For this reason, it is important to have an array of instruments available to control the movement of capital, prevent crises and ensure that capital inflows are directed towards the best uses within the economy. There is already a large set of controls which have been used quite recently (and continue to be used in some countries) which provide good examples. It is not only the more well-known example of China, or India’s own past, which provides such instances. Capital controls of varying sorts have been used to effect in recent times by countries ranging from Chile and Colombia to Taiwan province of China and Singapore. Some possibilities are briefly mentioned here.
To begin with, of course, there are the more obvious direct controls which regulate the actual volume of inflow or outflow in quantitative terms. These can relate to Foreign Direct Investment and to external borrowing by residents as well as to portfolio capital flows. In addition, these can be directed within the economy towards particular sectors or recipients through positive or negative lists.
But there are also more indirect or market-based methods which have been increasingly used to regulate capital movements. Several countries have specified a minimum residence requirement (of 1-3 years) on portfolio capital inflows and also on FDI. Chile and Colombia had provided for a non-interest bearing reserve requirement (of between 33 per cent and as much as 48 per cent of the total inflow) to be held for one year with the central bank, to ensure that the inflows were not of a speculative nature.
For portfolio capital, other specific measures are possible. In some countries foreigners are prevented from purchasing domestic debt instruments and corporate equity. The extent of FPI penetration in the domestic stock market can be regulated, with a limit on the proportion of stocks held by such foreign investors. There can be exit levies which are inversely proportional to the length of the stay, such that capital which leaves the country sooner has to pay a higher tax. In any case, differential rates of taxation provide an important means of regulating capital flows.
In the case of external commercial borrowing, some countries have imposed a tax on foreign loans. Others have provided fiscal incentives for domestic borrowing and investment. Domestic banking regulations can also play an important role in ensuring that private external debt does not reach undesirable proportions and to direct resources towards particular sectors.

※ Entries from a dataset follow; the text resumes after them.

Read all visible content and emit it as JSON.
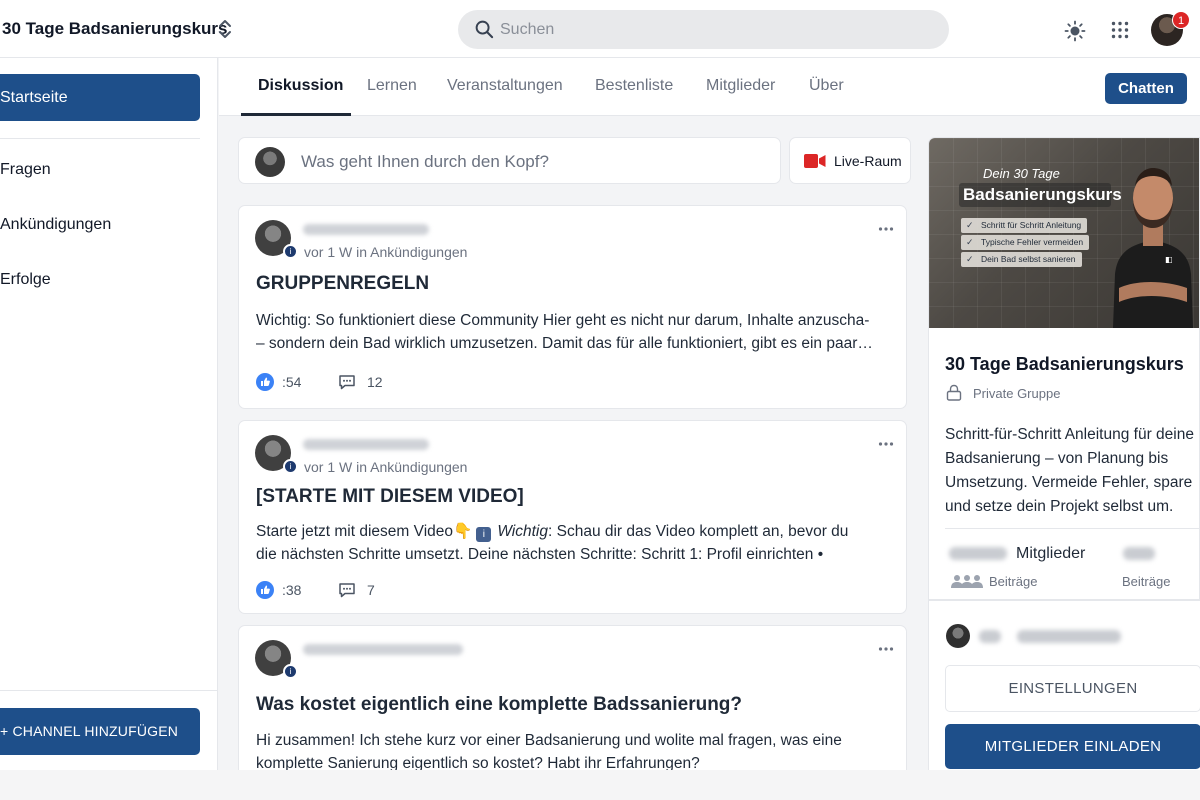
{
  "header": {
    "group_name": "30 Tage Badsanierungskurs",
    "search_placeholder": "Suchen",
    "notification_count": "1"
  },
  "sidebar": {
    "home": "Startseite",
    "items": [
      "Fragen",
      "Ankündigungen",
      "Erfolge"
    ],
    "add_channel": "+ CHANNEL HINZUFÜGEN"
  },
  "tabs": {
    "items": [
      "Diskussion",
      "Lernen",
      "Veranstaltungen",
      "Bestenliste",
      "Mitglieder",
      "Über"
    ],
    "active": "Diskussion",
    "chat_button": "Chatten"
  },
  "composer": {
    "placeholder": "Was geht Ihnen durch den Kopf?",
    "live_room": "Live-Raum"
  },
  "posts": [
    {
      "meta": "vor 1 W in Ankündigungen",
      "title": "GRUPPENREGELN",
      "body_lines": [
        "Wichtig: So funktioniert diese Community Hier geht es nicht nur darum, Inhalte anzuscha-",
        "– sondern dein Bad wirklich umzusetzen. Damit das für alle funktioniert, gibt es ein paar…"
      ],
      "likes": ":54",
      "comments": "12"
    },
    {
      "meta": "vor 1 W in Ankündigungen",
      "title": "[STARTE MIT DIESEM VIDEO]",
      "body_line1_a": "Starte jetzt mit diesem Video",
      "body_line1_emoji": "👇",
      "body_line1_b_label": "Wichtig",
      "body_line1_c": ": Schau dir das Video komplett an, bevor du",
      "body_line2": "die nächsten Schritte umsetzt. Deine nächsten Schritte: Schritt 1: Profil einrichten •",
      "likes": ":38",
      "comments": "7"
    },
    {
      "title": "Was kostet eigentlich eine komplette Badssanierung?",
      "body_lines": [
        "Hi zusammen! Ich stehe kurz vor einer Badsanierung und wolite mal fragen, was eine",
        "komplette Sanierung eigentlich so kostet? Habt ihr Erfahrungen?"
      ]
    }
  ],
  "group_card": {
    "cover_subtitle": "Dein 30 Tage",
    "cover_title": "Badsanierungskurs",
    "cover_checks": [
      "Schritt für Schritt Anleitung",
      "Typische Fehler vermeiden",
      "Dein Bad selbst sanieren"
    ],
    "title": "30 Tage Badsanierungskurs",
    "privacy": "Private Gruppe",
    "description_lines": [
      "Schritt-für-Schritt Anleitung für deine",
      "Badsanierung – von Planung bis",
      "Umsetzung. Vermeide Fehler, spare",
      "und setze dein Projekt selbst um."
    ],
    "members_label": "Mitglieder",
    "posts_label_1": "Beiträge",
    "posts_label_2": "Beiträge",
    "settings_button": "EINSTELLUNGEN",
    "invite_button": "MITGLIEDER EINLADEN"
  },
  "colors": {
    "accent": "#1e4f8a",
    "badge": "#dc2626",
    "like": "#3b82f6",
    "live": "#dc2626"
  },
  "icons": [
    "switcher-icon",
    "search-icon",
    "theme-sun-icon",
    "apps-grid-icon",
    "video-camera-icon",
    "like-icon",
    "comment-icon",
    "more-icon",
    "lock-icon",
    "people-icon"
  ]
}
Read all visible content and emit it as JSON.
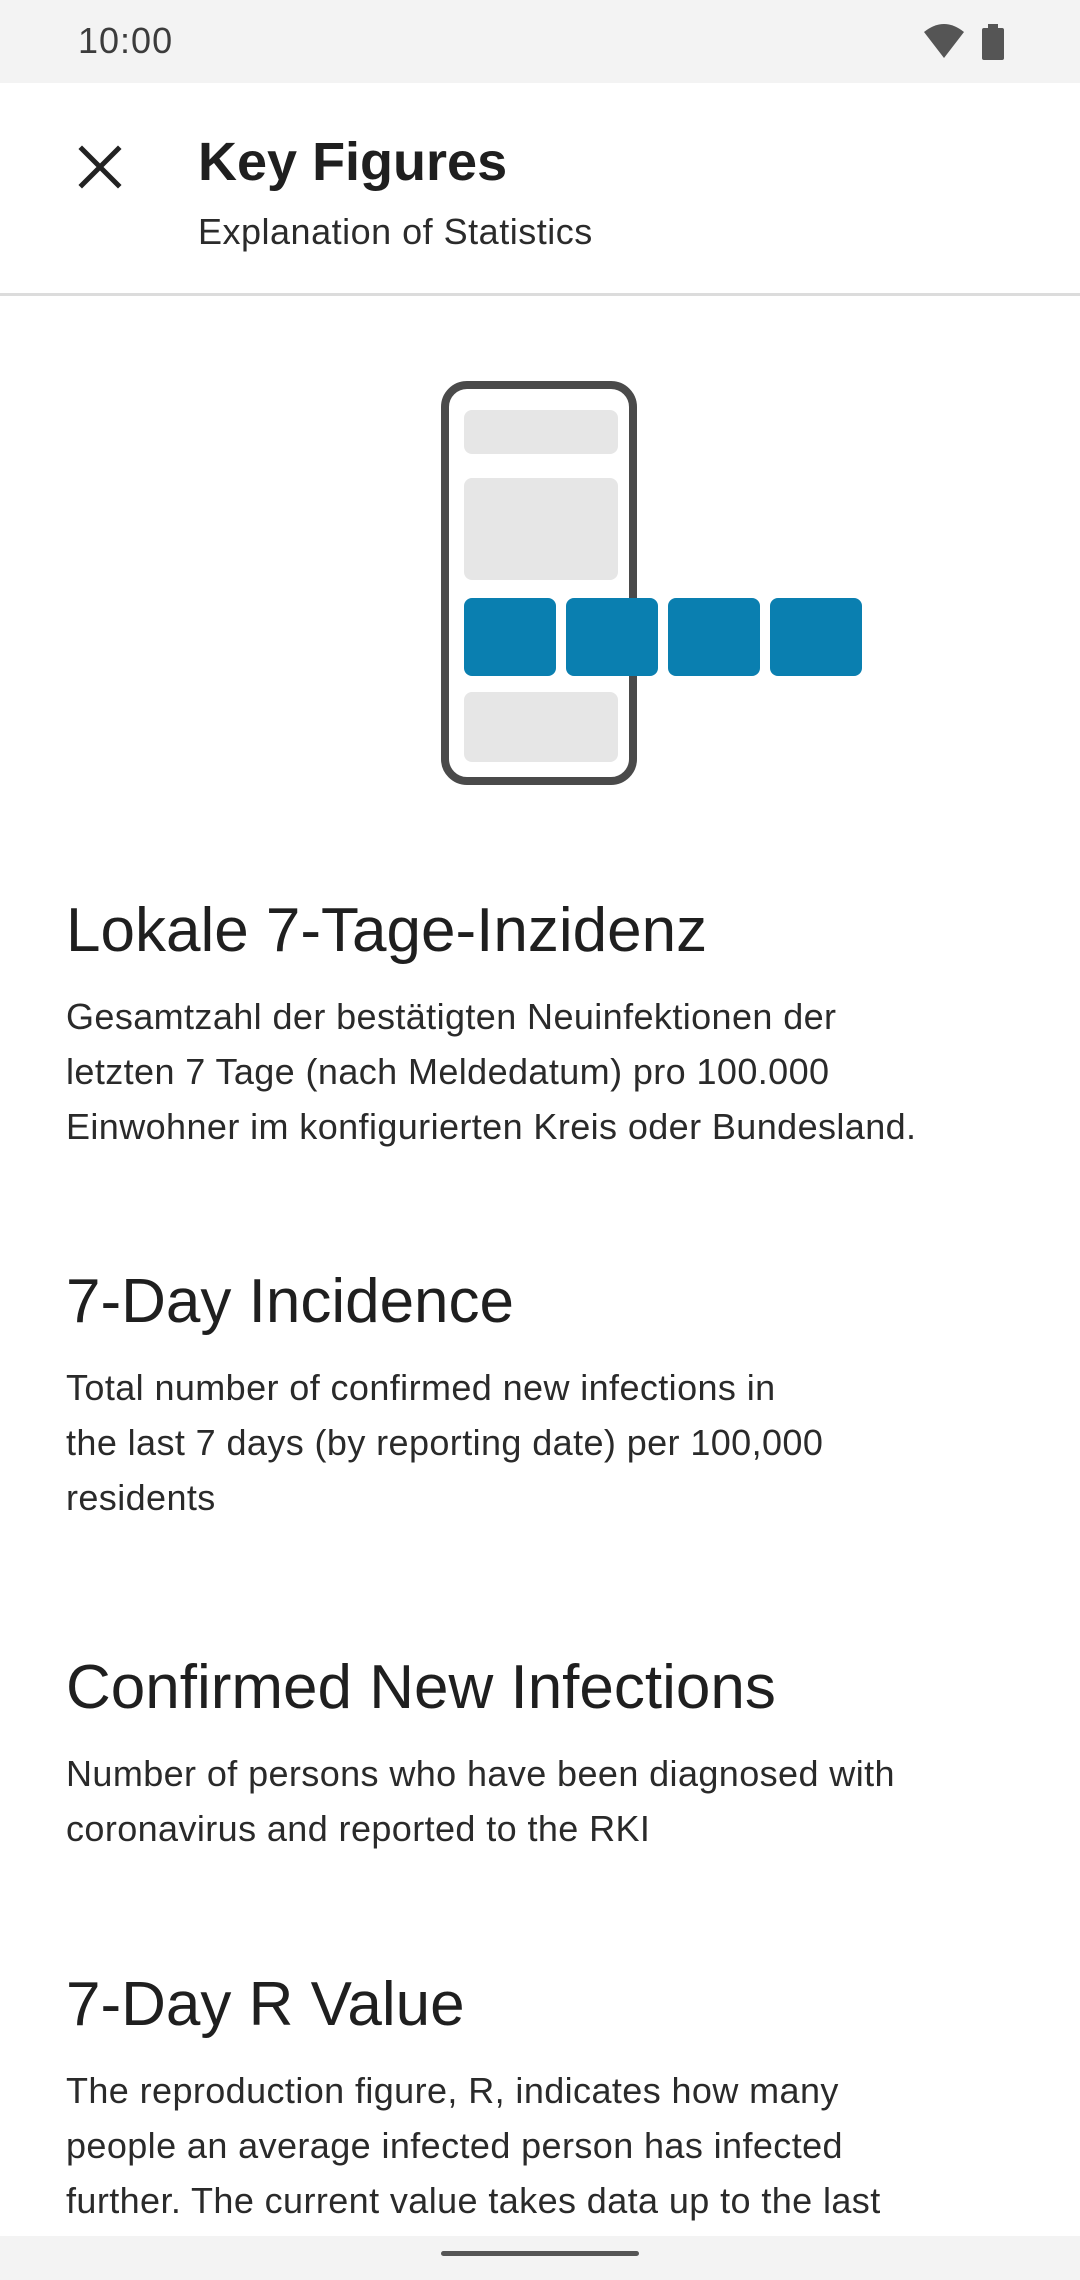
{
  "status_bar": {
    "time": "10:00",
    "icons": [
      "wifi-icon",
      "battery-icon"
    ]
  },
  "app_bar": {
    "close_icon": "close-icon",
    "title": "Key Figures",
    "subtitle": "Explanation of Statistics"
  },
  "illustration": {
    "icon": "phone-key-figures-illustration",
    "accent_color": "#0a7fb0",
    "frame_color": "#4a4a4a",
    "placeholder_color": "#e6e6e6"
  },
  "sections": [
    {
      "heading": "Lokale 7-Tage-Inzidenz",
      "lines": [
        "Gesamtzahl der bestätigten Neuinfektionen der",
        "letzten 7 Tage (nach Meldedatum) pro 100.000",
        "Einwohner im konfigurierten Kreis oder Bundesland."
      ]
    },
    {
      "heading": "7-Day Incidence",
      "lines": [
        "Total number of confirmed new infections in",
        "the last 7 days (by reporting date) per 100,000",
        "residents"
      ]
    },
    {
      "heading": "Confirmed New Infections",
      "lines": [
        "Number of persons who have been diagnosed with",
        "coronavirus and reported to the RKI"
      ]
    },
    {
      "heading": "7-Day R Value",
      "lines": [
        "The reproduction figure, R, indicates how many",
        "people an average infected person has infected",
        "further. The current value takes data up to the last"
      ]
    }
  ]
}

The financial press tends to portray such controls as rigid and acting as disincentives to investment. But the reality is very different – experience shows that these controls can be and have been used flexibly and changed in response to changing circumstances. Furthermore, they have typically not acted as disincentive to continued capital inflows of the desired variety; instead, they have ensured that such inflows actually contribute to increasing investment in socially effective ways. It is worth noting that China, which still retains the largest number and most comprehensive of controls over all forms of capital flow among all countries, has also been the largest recipient of capital inflows in the developing world.
So the new government must recognise that capital controls have to form a basic part of the overall economic strategy. Such controls must be over both inflows and outflows, and be flexible and responsive to change. But without them, it is difficult to see how other aspects of the planned economic programme can be implemented effectively.